**TO DO**
Line by line, count where the string "value" appears in the listing, then give the number of such lines alone.

──────── EXERCISE INPUT ────────

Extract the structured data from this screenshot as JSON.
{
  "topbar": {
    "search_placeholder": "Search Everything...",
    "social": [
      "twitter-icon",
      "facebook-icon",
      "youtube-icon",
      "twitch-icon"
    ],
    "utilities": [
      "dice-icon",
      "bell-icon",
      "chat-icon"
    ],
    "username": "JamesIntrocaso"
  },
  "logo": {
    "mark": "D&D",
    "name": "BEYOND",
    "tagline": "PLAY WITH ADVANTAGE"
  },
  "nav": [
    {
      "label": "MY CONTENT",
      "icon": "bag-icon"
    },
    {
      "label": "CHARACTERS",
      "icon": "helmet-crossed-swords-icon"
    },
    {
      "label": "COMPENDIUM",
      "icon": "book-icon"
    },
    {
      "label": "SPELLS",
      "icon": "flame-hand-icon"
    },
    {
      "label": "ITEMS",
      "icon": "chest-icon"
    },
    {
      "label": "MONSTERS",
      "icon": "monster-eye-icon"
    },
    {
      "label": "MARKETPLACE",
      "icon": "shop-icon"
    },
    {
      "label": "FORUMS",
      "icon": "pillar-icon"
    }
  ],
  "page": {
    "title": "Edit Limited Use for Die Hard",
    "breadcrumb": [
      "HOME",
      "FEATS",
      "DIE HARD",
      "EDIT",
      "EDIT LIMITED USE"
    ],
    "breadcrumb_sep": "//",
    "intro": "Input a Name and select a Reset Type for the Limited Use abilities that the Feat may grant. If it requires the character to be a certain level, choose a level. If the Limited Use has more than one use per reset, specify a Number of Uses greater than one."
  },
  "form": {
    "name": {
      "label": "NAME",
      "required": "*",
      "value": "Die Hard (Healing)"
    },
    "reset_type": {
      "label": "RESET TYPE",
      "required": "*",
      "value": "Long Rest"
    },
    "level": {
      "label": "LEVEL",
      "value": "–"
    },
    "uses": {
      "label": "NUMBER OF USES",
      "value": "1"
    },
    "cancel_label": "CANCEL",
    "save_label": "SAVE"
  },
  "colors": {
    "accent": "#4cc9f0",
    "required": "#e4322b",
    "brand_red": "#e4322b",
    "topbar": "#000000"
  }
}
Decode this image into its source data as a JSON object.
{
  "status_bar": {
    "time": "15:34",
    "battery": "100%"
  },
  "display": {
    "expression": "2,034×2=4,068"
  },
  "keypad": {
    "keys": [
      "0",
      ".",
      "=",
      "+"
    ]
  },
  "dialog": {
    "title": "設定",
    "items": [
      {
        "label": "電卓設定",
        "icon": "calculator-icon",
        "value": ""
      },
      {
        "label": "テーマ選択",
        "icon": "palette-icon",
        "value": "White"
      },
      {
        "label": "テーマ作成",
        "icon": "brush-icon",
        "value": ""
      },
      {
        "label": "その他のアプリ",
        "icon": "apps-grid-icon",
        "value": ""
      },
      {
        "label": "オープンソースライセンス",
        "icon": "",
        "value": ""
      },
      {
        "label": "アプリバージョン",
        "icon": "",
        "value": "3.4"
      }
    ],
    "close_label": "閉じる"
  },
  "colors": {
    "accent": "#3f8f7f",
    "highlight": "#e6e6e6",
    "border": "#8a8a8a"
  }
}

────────

**ANSWER**
10